Brian Herbert and Kevin Anderson have announced the imminent publication of their two-volume climax of the Dune series, based on Frank Herbert’s outline and notes for whatever Book 7 may have ended up looking like. The titles will be Hunters of Dune and Sandworms of Dune. The prequels written by these guys have been so appalling — I stopped reading them a while ago — though I may give these a try (much as I expect a similar decimation of Frank Herbert’s vision) since they will be at least based on certain ideas the author had put down on paper before he died. Hunters is slated for publication this August, and who knows when Sandworms will come out.

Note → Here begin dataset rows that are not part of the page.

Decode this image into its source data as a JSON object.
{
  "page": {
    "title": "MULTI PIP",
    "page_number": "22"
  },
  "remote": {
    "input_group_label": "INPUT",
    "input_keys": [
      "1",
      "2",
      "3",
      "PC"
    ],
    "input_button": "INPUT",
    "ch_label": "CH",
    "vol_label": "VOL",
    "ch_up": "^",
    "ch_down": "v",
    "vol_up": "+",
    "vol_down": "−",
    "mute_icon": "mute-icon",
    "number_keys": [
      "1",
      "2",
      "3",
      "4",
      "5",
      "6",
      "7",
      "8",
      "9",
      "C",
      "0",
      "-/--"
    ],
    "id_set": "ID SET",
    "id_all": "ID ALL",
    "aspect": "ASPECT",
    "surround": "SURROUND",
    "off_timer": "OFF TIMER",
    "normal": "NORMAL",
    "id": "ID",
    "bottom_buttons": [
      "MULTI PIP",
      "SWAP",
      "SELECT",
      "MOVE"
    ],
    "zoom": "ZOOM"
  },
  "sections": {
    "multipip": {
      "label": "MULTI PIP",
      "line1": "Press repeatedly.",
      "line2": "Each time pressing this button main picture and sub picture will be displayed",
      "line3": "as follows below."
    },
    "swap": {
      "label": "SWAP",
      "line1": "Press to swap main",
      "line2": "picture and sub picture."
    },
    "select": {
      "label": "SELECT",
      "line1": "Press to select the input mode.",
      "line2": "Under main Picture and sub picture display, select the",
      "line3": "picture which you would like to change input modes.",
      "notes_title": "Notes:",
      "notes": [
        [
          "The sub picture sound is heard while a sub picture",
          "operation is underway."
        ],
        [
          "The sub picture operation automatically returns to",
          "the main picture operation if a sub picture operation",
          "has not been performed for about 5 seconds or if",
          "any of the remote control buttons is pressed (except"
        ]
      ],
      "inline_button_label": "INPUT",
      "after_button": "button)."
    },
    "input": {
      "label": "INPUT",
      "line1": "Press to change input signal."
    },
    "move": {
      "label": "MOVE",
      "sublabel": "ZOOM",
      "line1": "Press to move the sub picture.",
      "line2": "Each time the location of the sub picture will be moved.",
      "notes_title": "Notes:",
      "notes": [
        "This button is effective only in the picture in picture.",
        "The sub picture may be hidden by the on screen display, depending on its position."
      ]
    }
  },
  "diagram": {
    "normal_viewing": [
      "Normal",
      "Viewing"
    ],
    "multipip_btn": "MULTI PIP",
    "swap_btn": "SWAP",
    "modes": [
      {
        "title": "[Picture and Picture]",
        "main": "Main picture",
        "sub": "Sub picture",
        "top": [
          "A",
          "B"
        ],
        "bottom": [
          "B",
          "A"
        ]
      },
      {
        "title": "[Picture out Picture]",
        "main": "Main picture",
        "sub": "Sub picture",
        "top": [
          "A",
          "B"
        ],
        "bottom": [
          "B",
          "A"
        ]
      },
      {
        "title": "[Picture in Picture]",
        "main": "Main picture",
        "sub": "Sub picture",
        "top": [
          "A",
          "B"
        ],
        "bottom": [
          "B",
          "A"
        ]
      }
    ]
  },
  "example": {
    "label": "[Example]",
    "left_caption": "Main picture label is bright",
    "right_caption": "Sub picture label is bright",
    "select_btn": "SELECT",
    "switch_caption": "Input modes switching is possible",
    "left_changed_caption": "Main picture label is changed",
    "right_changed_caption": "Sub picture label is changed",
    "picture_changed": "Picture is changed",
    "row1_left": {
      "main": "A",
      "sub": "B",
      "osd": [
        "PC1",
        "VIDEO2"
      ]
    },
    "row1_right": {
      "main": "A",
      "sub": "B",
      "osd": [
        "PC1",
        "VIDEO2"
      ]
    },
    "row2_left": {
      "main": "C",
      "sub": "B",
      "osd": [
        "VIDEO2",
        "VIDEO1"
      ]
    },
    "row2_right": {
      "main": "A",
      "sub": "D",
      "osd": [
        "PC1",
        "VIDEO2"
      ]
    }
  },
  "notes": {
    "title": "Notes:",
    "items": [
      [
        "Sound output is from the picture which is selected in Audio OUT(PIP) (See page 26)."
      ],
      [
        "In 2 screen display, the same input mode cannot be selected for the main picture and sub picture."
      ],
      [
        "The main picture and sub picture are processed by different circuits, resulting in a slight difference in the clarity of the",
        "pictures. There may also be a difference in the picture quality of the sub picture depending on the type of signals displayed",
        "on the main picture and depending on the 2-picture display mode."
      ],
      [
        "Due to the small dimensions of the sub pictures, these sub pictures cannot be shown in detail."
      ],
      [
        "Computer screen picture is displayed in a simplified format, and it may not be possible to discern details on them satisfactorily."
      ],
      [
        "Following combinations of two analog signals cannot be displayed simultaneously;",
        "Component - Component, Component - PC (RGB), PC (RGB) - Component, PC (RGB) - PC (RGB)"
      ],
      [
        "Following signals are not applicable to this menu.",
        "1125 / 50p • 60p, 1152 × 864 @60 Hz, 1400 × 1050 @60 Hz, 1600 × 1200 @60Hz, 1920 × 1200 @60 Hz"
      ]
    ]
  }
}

So I’ve started rereading the original six-volume series in anticipation, and am almost nearly done the first book. It’s been eons since I read these classics, and I’d forgotten just how good they are. A great story above all, but also a fictional “case study”, as it were, of messiahship and the dangers of charismatic movements. Herbert had intended his epic to make a statement about the “messianic convulsions that overtake us” and inevitably fail — the depths of their failure being directly related to how successful they are initially. In Omni magazine (1980), Herbert said the following about heroes, charismatics, and messiahs:
Don’t give over all of your critical faculties to [heroes], no matter how admirable those people may appear to be. Beneath the hero’s facade you will find a human being who makes human mistakes. Enormous problems arise when human mistakes are made on the grand scale available to a superhero… Heroes are painful, superheroes are a catastrophe. The mistakes of superheroes involve too many of us in disaster.
What strikes me is how applicable this observation is not only to the Dune messiah, but the messiah we “revere” (some much more than others) on our biblioblogs, Jesus of Nazareth. Herbert’s remarks are obliquely reminiscent of Dale Allison’s, who has emphasized the Jesus who “made mistakes”, not least in his expectations of the apocalypse. Jesus didn’t stick around for as long as Paul Atreides — and his later heir, the “God Emperor of Dune” — but he remains with us nonetheless, followed mythically worldwide. I’d be inclined to call the Nazarene one of the greatest superheroes our world has ever known.
I’ll have to blog more about this when I’ve finished all six books. The mistakes of superheroes involve too many of us in disaster…